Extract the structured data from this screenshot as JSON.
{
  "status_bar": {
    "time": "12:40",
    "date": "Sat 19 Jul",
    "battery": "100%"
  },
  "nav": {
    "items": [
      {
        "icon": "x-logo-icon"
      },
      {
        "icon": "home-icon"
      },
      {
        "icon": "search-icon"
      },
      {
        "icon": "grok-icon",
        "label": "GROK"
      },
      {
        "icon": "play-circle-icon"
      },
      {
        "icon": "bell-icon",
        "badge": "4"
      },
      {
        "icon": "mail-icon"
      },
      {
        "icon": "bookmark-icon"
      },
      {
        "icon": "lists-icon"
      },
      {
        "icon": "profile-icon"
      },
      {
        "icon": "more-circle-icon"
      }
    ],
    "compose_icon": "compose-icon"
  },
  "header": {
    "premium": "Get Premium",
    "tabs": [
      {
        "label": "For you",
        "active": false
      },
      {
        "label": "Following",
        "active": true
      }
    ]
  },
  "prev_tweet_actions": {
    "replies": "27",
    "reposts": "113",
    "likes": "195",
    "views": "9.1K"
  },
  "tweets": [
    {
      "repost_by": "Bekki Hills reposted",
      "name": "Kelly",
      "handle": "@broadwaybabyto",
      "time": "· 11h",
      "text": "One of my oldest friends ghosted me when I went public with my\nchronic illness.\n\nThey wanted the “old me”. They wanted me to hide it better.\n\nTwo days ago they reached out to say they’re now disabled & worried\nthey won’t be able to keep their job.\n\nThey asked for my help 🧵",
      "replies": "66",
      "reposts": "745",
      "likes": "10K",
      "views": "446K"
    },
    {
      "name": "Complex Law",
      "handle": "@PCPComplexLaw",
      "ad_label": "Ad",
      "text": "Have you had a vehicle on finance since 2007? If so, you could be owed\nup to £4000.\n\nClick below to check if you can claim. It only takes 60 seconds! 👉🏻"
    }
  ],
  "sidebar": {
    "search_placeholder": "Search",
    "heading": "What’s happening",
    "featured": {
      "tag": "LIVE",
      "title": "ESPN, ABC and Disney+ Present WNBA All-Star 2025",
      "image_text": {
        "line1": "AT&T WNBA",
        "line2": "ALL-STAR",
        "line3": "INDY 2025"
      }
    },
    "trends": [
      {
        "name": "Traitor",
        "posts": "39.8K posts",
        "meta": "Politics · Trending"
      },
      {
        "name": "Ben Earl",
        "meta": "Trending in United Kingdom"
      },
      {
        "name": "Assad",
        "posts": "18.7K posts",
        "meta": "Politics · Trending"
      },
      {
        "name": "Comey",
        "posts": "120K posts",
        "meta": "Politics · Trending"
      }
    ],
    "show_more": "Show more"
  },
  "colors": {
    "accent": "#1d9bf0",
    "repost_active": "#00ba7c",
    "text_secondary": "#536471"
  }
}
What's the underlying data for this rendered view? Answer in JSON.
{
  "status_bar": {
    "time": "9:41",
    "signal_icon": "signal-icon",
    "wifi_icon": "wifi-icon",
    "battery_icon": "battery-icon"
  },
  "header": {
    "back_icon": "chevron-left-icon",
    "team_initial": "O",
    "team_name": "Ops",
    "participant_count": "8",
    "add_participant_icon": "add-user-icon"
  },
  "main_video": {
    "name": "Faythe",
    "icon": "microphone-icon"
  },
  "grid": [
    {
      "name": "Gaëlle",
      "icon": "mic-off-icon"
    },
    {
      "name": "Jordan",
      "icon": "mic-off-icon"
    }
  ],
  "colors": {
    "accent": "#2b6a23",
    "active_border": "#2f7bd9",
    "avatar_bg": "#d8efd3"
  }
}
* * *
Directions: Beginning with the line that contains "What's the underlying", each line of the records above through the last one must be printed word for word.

Solution for this task:
What's the underlying data for this rendered view? Answer in JSON.
{
  "status_bar": {
    "time": "9:41",
    "signal_icon": "signal-icon",
    "wifi_icon": "wifi-icon",
    "battery_icon": "battery-icon"
  },
  "header": {
    "back_icon": "chevron-left-icon",
    "team_initial": "O",
    "team_name": "Ops",
    "participant_count": "8",
    "add_participant_icon": "add-user-icon"
  },
  "main_video": {
    "name": "Faythe",
    "icon": "microphone-icon"
  },
  "grid": [
    {
      "name": "Gaëlle",
      "icon": "mic-off-icon"
    },
    {
      "name": "Jordan",
      "icon": "mic-off-icon"
    }
  ],
  "colors": {
    "accent": "#2b6a23",
    "active_border": "#2f7bd9",
    "avatar_bg": "#d8efd3"
  }
}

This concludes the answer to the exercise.